> _Given data_
—————

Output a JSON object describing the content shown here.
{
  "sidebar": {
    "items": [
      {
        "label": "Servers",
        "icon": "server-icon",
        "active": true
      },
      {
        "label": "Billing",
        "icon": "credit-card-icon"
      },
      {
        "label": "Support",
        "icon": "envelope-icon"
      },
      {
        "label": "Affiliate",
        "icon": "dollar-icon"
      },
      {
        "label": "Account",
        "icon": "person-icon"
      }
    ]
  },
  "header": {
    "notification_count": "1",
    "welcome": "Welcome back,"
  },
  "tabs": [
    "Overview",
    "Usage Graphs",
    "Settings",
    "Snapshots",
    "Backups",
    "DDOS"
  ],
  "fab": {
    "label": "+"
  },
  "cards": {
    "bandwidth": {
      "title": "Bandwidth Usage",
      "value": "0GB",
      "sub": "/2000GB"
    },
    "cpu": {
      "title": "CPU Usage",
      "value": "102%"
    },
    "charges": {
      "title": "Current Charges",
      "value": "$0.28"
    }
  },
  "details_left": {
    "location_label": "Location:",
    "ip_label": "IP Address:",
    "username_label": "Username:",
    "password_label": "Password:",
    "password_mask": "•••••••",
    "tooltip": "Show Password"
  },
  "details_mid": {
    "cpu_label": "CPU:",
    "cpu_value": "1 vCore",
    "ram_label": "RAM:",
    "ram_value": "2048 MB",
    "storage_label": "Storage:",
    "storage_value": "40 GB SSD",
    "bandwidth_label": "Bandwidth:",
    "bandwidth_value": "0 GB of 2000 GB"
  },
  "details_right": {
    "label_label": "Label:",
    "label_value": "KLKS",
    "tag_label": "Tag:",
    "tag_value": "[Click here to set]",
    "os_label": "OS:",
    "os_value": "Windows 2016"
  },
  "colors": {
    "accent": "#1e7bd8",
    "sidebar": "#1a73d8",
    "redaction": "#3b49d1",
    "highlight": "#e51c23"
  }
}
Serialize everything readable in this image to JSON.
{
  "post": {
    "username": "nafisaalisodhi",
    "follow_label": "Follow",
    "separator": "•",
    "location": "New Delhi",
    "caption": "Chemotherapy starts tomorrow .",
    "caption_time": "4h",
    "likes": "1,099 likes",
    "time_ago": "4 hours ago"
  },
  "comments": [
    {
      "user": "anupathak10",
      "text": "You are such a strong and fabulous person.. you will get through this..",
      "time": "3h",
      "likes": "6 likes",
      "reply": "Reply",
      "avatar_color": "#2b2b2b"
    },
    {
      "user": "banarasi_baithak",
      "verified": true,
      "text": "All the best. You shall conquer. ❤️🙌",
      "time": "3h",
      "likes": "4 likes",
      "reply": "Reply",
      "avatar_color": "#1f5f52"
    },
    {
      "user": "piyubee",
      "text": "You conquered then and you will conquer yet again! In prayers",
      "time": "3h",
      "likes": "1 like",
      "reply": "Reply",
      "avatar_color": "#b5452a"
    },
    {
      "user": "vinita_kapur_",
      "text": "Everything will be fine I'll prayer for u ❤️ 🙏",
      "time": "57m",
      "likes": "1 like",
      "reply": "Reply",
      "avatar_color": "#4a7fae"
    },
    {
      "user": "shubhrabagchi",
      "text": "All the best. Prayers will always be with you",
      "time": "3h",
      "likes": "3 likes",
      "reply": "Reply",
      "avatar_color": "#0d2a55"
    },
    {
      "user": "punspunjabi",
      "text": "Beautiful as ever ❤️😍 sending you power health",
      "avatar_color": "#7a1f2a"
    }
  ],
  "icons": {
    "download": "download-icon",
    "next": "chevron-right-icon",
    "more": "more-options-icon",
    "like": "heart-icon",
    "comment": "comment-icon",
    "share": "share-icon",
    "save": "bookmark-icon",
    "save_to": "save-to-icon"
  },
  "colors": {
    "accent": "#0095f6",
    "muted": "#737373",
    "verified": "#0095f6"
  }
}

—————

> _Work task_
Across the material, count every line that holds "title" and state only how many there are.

> _Reply to the task_
3